*WORK TO COMPLETE*
Copy each line of the records that includes "title".

*PROVIDED INFORMATION*
————————

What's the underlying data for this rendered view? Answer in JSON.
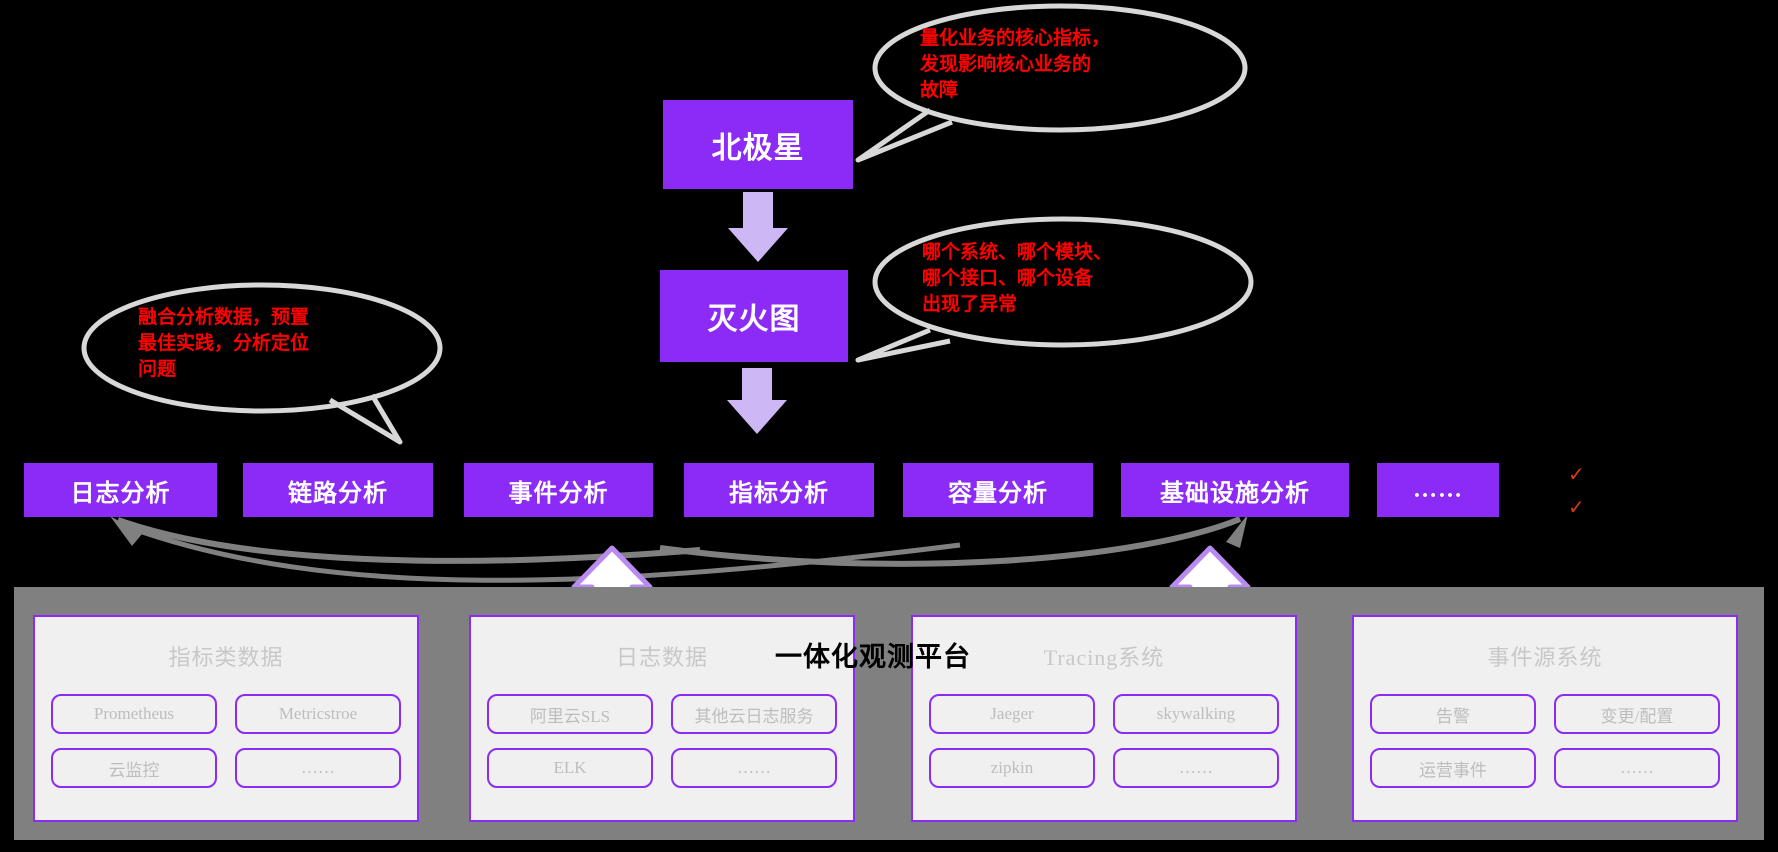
{
  "diagram": {
    "top_nodes": [
      {
        "id": "north-star",
        "label": "北极星"
      },
      {
        "id": "firefight-map",
        "label": "灭火图"
      }
    ],
    "callouts": [
      {
        "id": "north-star-callout",
        "text": "量化业务的核心指标，\n发现影响核心业务的\n故障",
        "color": "#ff0000"
      },
      {
        "id": "firefight-callout",
        "text": "哪个系统、哪个模块、\n哪个接口、哪个设备\n出现了异常",
        "color": "#ff0000"
      },
      {
        "id": "analysis-callout",
        "text": "融合分析数据，预置\n最佳实践，分析定位\n问题",
        "color": "#ff0000"
      }
    ],
    "analysis_boxes": [
      {
        "label": "日志分析"
      },
      {
        "label": "链路分析"
      },
      {
        "label": "事件分析"
      },
      {
        "label": "指标分析"
      },
      {
        "label": "容量分析"
      },
      {
        "label": "基础设施分析"
      },
      {
        "label": "……"
      }
    ],
    "checkmarks": [
      "✓",
      "✓"
    ],
    "platform": {
      "title": "一体化观测平台",
      "panels": [
        {
          "title": "指标类数据",
          "items": [
            "Prometheus",
            "Metricstroe",
            "云监控",
            "……"
          ]
        },
        {
          "title": "日志数据",
          "items": [
            "阿里云SLS",
            "其他云日志服务",
            "ELK",
            "……"
          ]
        },
        {
          "title": "Tracing系统",
          "items": [
            "Jaeger",
            "skywalking",
            "zipkin",
            "……"
          ]
        },
        {
          "title": "事件源系统",
          "items": [
            "告警",
            "变更/配置",
            "运营事件",
            "……"
          ]
        }
      ]
    },
    "colors": {
      "box_purple": "#8b2bf5",
      "platform_gray": "#808080",
      "panel_bg": "#f0f0f0",
      "callout_red": "#ff0000",
      "arrow_gray": "#808080",
      "bubble_stroke": "#d8d8d8",
      "light_arrow": "#cdb8f5"
    }
  }
}
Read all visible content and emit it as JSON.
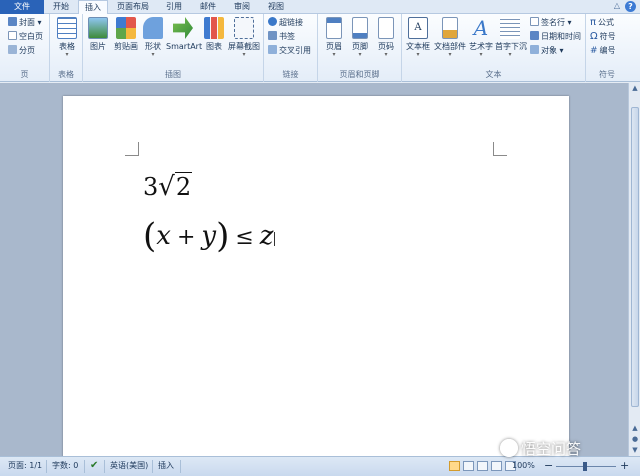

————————

*TASK RESULT*
      "title": "一体化观测平台",
          "title": "指标类数据",
          "title": "日志数据",
          "title": "Tracing系统",
          "title": "事件源系统",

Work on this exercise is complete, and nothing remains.